_TO DO_
All lines holding the string "Вставить" should be copied from the data below.

_RECORDS SUPPLIED_
++++++

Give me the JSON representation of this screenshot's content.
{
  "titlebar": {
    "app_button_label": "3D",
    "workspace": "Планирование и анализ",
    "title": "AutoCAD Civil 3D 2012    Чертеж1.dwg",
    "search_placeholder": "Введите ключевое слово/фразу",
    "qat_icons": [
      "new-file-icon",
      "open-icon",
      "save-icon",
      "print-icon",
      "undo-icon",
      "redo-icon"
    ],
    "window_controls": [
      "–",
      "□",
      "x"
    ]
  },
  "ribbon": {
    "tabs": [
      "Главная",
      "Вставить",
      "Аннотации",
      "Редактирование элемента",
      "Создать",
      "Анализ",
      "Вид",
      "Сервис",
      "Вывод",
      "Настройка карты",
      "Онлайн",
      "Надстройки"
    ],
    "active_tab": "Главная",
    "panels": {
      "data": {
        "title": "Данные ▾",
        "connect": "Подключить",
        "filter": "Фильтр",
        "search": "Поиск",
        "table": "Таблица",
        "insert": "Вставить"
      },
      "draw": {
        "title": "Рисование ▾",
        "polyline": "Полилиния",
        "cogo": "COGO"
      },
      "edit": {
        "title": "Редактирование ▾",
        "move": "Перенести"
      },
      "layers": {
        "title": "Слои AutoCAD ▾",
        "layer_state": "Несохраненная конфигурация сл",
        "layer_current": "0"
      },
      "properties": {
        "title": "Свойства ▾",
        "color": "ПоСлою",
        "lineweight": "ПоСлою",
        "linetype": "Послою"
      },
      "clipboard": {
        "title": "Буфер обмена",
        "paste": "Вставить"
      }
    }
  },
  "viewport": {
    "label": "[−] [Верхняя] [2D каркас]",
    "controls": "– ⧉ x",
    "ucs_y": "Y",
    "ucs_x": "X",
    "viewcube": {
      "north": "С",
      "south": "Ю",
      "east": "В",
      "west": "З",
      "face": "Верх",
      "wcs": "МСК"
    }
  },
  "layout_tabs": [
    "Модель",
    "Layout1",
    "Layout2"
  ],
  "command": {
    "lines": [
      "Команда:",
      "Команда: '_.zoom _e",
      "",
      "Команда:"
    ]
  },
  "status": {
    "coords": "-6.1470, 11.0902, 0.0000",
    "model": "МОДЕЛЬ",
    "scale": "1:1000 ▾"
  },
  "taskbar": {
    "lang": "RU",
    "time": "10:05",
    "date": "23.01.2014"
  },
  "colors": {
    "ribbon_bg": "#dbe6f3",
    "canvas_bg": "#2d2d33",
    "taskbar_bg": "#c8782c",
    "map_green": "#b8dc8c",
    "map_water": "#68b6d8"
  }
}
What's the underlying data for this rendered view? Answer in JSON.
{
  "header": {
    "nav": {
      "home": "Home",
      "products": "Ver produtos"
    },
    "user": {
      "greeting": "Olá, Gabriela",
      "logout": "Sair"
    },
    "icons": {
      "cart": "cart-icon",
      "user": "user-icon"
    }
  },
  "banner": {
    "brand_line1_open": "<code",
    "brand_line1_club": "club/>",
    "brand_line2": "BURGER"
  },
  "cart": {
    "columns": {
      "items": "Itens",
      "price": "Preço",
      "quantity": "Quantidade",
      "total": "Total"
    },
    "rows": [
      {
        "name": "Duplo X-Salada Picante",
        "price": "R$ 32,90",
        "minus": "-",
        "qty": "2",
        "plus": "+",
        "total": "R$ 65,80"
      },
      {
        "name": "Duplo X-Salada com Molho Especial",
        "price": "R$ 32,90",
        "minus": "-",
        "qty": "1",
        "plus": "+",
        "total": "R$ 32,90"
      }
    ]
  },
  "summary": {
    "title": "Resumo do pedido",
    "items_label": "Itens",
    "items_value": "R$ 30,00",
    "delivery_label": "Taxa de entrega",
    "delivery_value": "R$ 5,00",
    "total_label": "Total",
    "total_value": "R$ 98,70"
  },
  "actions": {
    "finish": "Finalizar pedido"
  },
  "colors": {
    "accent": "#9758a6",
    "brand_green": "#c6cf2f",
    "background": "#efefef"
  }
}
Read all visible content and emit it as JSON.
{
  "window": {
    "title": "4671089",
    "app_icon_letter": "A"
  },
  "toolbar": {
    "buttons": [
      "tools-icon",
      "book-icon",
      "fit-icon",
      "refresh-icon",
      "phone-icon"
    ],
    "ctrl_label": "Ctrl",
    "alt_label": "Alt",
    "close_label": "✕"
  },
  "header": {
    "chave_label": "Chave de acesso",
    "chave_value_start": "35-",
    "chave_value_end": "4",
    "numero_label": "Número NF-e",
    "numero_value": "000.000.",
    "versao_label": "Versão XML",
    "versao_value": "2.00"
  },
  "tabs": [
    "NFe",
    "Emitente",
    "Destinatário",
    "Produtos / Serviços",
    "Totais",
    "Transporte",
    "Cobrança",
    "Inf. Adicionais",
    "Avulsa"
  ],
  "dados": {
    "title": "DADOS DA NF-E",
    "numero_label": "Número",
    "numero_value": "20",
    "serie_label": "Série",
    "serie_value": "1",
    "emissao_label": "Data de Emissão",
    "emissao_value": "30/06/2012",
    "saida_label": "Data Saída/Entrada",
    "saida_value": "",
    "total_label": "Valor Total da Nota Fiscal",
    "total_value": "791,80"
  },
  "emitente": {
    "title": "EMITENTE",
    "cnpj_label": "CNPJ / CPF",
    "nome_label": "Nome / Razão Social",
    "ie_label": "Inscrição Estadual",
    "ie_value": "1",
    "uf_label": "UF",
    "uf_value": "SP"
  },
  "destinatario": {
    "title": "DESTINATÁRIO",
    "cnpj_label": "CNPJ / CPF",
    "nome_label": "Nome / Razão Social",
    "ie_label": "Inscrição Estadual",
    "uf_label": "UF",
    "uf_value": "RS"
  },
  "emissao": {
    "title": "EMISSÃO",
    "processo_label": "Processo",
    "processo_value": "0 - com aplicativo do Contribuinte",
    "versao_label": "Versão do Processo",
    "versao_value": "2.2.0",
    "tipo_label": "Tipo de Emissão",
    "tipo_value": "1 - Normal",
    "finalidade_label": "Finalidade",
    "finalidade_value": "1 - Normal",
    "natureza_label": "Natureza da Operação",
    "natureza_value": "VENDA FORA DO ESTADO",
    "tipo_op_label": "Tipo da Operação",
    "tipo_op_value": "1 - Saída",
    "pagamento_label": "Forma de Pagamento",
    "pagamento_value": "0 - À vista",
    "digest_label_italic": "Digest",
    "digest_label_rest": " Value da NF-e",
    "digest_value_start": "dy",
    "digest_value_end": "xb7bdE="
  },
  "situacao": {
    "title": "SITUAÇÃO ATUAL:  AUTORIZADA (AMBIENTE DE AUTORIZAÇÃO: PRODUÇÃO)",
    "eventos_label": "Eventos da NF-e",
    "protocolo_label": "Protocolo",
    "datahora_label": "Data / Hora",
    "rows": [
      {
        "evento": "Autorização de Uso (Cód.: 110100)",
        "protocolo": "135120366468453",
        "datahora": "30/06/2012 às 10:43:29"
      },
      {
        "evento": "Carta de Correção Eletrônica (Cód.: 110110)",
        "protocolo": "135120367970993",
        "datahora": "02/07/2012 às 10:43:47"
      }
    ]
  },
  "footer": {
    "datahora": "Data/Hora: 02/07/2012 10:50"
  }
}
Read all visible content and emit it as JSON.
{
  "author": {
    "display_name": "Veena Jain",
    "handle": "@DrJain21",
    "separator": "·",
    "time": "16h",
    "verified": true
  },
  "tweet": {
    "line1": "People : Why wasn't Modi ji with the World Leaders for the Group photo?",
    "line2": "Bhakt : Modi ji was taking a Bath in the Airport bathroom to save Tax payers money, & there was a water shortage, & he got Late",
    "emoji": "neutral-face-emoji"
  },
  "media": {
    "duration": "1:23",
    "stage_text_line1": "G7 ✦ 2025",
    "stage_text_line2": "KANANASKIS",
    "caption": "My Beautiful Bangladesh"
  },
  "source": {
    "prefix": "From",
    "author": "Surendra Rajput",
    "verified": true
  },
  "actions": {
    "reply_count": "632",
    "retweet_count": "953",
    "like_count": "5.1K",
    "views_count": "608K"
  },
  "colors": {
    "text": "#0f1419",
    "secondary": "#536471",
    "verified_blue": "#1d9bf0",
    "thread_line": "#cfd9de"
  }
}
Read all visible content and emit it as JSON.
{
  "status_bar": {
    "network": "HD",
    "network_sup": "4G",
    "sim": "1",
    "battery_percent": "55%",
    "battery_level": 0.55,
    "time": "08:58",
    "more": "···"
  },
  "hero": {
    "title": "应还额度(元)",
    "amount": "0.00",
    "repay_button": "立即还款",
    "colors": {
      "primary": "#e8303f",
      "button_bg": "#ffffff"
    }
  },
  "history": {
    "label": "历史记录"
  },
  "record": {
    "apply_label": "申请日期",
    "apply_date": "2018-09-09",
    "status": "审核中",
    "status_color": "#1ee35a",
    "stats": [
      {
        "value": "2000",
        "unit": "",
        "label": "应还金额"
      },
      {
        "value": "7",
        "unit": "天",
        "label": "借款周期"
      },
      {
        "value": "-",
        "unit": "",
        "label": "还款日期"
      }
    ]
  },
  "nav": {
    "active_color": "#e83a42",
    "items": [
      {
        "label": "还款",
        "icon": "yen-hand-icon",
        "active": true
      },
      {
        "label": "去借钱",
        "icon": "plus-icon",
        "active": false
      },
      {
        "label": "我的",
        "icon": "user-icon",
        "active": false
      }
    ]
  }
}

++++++

_REPLY_
      "Вставить",
        "insert": "Вставить"
        "paste": "Вставить"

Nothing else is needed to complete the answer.